*** INPUT MATERIAL Section Begins ***

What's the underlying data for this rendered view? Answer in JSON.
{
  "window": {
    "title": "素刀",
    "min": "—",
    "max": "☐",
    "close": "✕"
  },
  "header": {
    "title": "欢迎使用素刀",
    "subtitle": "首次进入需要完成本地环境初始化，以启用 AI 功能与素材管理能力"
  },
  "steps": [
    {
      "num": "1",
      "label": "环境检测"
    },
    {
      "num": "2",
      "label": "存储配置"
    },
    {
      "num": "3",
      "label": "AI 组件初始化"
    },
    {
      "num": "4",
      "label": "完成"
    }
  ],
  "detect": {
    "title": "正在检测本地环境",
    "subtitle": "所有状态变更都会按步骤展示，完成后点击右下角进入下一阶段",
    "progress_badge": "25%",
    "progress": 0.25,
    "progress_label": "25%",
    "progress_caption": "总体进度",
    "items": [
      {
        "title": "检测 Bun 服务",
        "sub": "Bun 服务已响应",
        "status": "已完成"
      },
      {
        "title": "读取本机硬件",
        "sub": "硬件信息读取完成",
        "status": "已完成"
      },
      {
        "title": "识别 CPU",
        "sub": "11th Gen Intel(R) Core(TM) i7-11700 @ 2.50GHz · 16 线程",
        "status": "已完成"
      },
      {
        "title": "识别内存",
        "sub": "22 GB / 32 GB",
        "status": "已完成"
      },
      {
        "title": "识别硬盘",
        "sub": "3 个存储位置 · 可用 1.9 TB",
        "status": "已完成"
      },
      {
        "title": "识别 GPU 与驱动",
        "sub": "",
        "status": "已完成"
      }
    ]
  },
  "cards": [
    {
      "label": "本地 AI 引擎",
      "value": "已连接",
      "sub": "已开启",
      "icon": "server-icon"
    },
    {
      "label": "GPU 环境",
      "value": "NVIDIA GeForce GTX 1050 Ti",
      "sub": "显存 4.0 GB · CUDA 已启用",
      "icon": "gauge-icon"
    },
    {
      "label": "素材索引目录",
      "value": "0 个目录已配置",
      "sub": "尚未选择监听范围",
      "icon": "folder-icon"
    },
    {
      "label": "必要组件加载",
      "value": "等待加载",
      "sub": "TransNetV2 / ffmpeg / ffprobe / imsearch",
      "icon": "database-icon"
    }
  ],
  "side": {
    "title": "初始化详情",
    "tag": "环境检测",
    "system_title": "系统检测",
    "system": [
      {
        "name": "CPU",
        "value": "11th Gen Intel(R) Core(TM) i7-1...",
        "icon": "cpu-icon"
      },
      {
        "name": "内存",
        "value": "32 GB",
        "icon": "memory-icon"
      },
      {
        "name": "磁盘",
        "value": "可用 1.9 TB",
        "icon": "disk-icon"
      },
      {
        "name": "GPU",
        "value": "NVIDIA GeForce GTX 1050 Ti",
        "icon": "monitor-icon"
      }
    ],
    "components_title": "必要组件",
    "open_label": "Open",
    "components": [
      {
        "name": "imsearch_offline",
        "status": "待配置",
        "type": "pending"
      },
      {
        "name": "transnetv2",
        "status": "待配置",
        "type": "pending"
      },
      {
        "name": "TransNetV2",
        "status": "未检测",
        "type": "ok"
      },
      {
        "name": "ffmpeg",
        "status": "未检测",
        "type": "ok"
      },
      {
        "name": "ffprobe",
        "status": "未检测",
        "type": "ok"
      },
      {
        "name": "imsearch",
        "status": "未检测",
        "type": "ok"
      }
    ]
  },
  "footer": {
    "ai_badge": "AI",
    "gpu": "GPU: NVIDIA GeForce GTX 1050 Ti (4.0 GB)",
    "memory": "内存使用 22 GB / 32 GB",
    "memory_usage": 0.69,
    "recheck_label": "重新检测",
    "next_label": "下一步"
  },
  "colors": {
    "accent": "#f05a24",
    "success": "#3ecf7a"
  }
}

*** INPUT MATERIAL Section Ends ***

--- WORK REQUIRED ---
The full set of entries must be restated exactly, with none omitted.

--- RESULT OF THE EXERCISE ---
What's the underlying data for this rendered view? Answer in JSON.
{
  "window": {
    "title": "素刀",
    "min": "—",
    "max": "☐",
    "close": "✕"
  },
  "header": {
    "title": "欢迎使用素刀",
    "subtitle": "首次进入需要完成本地环境初始化，以启用 AI 功能与素材管理能力"
  },
  "steps": [
    {
      "num": "1",
      "label": "环境检测"
    },
    {
      "num": "2",
      "label": "存储配置"
    },
    {
      "num": "3",
      "label": "AI 组件初始化"
    },
    {
      "num": "4",
      "label": "完成"
    }
  ],
  "detect": {
    "title": "正在检测本地环境",
    "subtitle": "所有状态变更都会按步骤展示，完成后点击右下角进入下一阶段",
    "progress_badge": "25%",
    "progress": 0.25,
    "progress_label": "25%",
    "progress_caption": "总体进度",
    "items": [
      {
        "title": "检测 Bun 服务",
        "sub": "Bun 服务已响应",
        "status": "已完成"
      },
      {
        "title": "读取本机硬件",
        "sub": "硬件信息读取完成",
        "status": "已完成"
      },
      {
        "title": "识别 CPU",
        "sub": "11th Gen Intel(R) Core(TM) i7-11700 @ 2.50GHz · 16 线程",
        "status": "已完成"
      },
      {
        "title": "识别内存",
        "sub": "22 GB / 32 GB",
        "status": "已完成"
      },
      {
        "title": "识别硬盘",
        "sub": "3 个存储位置 · 可用 1.9 TB",
        "status": "已完成"
      },
      {
        "title": "识别 GPU 与驱动",
        "sub": "",
        "status": "已完成"
      }
    ]
  },
  "cards": [
    {
      "label": "本地 AI 引擎",
      "value": "已连接",
      "sub": "已开启",
      "icon": "server-icon"
    },
    {
      "label": "GPU 环境",
      "value": "NVIDIA GeForce GTX 1050 Ti",
      "sub": "显存 4.0 GB · CUDA 已启用",
      "icon": "gauge-icon"
    },
    {
      "label": "素材索引目录",
      "value": "0 个目录已配置",
      "sub": "尚未选择监听范围",
      "icon": "folder-icon"
    },
    {
      "label": "必要组件加载",
      "value": "等待加载",
      "sub": "TransNetV2 / ffmpeg / ffprobe / imsearch",
      "icon": "database-icon"
    }
  ],
  "side": {
    "title": "初始化详情",
    "tag": "环境检测",
    "system_title": "系统检测",
    "system": [
      {
        "name": "CPU",
        "value": "11th Gen Intel(R) Core(TM) i7-1...",
        "icon": "cpu-icon"
      },
      {
        "name": "内存",
        "value": "32 GB",
        "icon": "memory-icon"
      },
      {
        "name": "磁盘",
        "value": "可用 1.9 TB",
        "icon": "disk-icon"
      },
      {
        "name": "GPU",
        "value": "NVIDIA GeForce GTX 1050 Ti",
        "icon": "monitor-icon"
      }
    ],
    "components_title": "必要组件",
    "open_label": "Open",
    "components": [
      {
        "name": "imsearch_offline",
        "status": "待配置",
        "type": "pending"
      },
      {
        "name": "transnetv2",
        "status": "待配置",
        "type": "pending"
      },
      {
        "name": "TransNetV2",
        "status": "未检测",
        "type": "ok"
      },
      {
        "name": "ffmpeg",
        "status": "未检测",
        "type": "ok"
      },
      {
        "name": "ffprobe",
        "status": "未检测",
        "type": "ok"
      },
      {
        "name": "imsearch",
        "status": "未检测",
        "type": "ok"
      }
    ]
  },
  "footer": {
    "ai_badge": "AI",
    "gpu": "GPU: NVIDIA GeForce GTX 1050 Ti (4.0 GB)",
    "memory": "内存使用 22 GB / 32 GB",
    "memory_usage": 0.69,
    "recheck_label": "重新检测",
    "next_label": "下一步"
  },
  "colors": {
    "accent": "#f05a24",
    "success": "#3ecf7a"
  }
}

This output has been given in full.